Healthcare Bankrupting Your Company? Here's What You Can Do About It
Let’s start with few questions that could make or break your company in 2018.
1. What was your company’s health insurance premium increase for 2017? 10 to 15%? That’s about the norm. Year after year.
2. How much of that increase was passed on to employees? 8 to 10%? Usually done through creative measures, of course.
3. Is healthcare your second largest company expense or third? Other than salaries and occasionally real estate, it’s always in the top three expenses.
When will your company reach its tipping point on healthcare spending and say enough is enough? And who will be the brave, yet common-sensical executive to stand up and declare the tipping point has been breached? Is it you? If not, who?
Why is it, then, with healthcare, we often shrug our shoulders and sigh, "another year, another 15% increase," (with reduced services each year, might I add)? Every company has executives in place to manage top expenses to ensure business success.
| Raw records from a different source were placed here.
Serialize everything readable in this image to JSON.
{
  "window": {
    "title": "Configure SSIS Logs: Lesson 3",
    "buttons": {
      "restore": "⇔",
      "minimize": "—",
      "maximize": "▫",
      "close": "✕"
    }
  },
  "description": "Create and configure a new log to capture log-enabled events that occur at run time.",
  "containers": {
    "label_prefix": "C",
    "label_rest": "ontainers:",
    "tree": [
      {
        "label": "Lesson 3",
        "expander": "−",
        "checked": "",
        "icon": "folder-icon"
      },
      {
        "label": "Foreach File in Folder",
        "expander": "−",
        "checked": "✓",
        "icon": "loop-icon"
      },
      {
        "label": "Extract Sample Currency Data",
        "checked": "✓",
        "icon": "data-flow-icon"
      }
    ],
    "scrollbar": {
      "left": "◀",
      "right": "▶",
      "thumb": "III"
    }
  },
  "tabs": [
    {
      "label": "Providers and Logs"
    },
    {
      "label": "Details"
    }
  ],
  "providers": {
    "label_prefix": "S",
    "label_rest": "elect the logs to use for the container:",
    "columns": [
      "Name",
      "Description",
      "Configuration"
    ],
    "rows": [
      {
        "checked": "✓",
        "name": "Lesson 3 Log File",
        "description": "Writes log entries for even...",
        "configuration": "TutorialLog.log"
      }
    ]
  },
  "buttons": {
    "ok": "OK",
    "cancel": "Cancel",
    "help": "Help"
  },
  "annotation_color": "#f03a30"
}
Why not make 2018 the year that you no longer shrug your shoulders at the annual increase and do something about it?
Make 2018 the year your company makes reducing wasteful healthcare spending its top priority.
Companies that prioritize reducing healthcare spending are focusing on what’s known as consumer-driven healthcare — sometimes just called consumerism. Consumer-driven healthcare forces the employee to engage in making healthcare decisions and, as a result, saves significant money. Companies that prioritize consumer-driven healthcare are also creating a healthy corporate culture, one that encourages engaged healthcare consumers and healthy lifestyles; everything in these workplaces is designed to support these initiatives.
Many Americans are familiar with high-deductible insurance plans. While on the surface, these new plans appear as if companies are simply shifting costs to employees, the truth is that there is a significant opportunity for the employee and employer to save thousands annually over prior years if the employee actually engages in the process as they would buying a car or house. If the employee does not engage in the process, healthcare costs will continue to skyrocket for the employee and employer.
Consumer-driven healthcare requires companies to support employees in identifying centers of excellence -- either doctors or hospitals. These centers not only provide great quality care but are contracted to provide services at much lower rates. Organizations provide a list of these centers to employees, and savings would benefit both the employee and the employer.
Another example is medical tourism. No, not flying to Costa Rica for a procedure, but driving an extra hour or two to save anywhere from $2,000 to $20,000 on a simple procedure. Santa Barbara County in California, for example, is contracted to provide all of its knee and hip surgeries at hospitals three hours south in San Diego, or employees can take a plane trip north to Seattle. When employees choose this option, they get a five-day, expenses-paid trip at a nice resort to recover as well. This example alone illustrates the disparity in costs between providers.
Other employers and communities are implementing DNA testing programs as well as new offerings that encourage telehealth and remote monitoring. There are steep discounts for employees who choose those offerings. Geisinger in Pennsylvania and the Desert Research Institute in Reno, Nevada were both overwhelmed with consumer interest when they launched their programs.
In addition to these examples, a number of specialized programs have emerged nationwide that are being offered to companies to reduce spending on their heaviest users. The list of medical service providers who come in and partner with a company as an additional layer is growing by the month, saving corporations thousands by simply enhancing the services available to their chronically ill patients and those with diabetes and other expensive diseases.
These specialized programs have put an end to a number of companies' annual increase in healthcare spending. While many of the programs are still a well-kept secret, there are enough of them with proven track records that almost every company can identify one or two that will be an appropriate fit for savings, and the services are all provided.
Some of the most well-known companies helping corporations bend the hyperinflating healthcare cost curve include Canary Health, HealthEquity, Hixme, Quantum Health, Livongo, Omada Health, PeerWell, Transcend and many more. Before running out to research them each directly, conduct an assessment to best determine which will best fit your company’s needs, culture and community.
With this in mind, I’ll ask another question. Is healthcare bankrupting your business? If not now, when? And if not you, then who will be the leader who steps up to declare the tipping point and begins the journey for your company? The time is now, and the resources are here.
So as you carry out your New Year's resolutions, will you be the leader who makes healthcare spending your company’s top priority in 2018? Your people depend on it.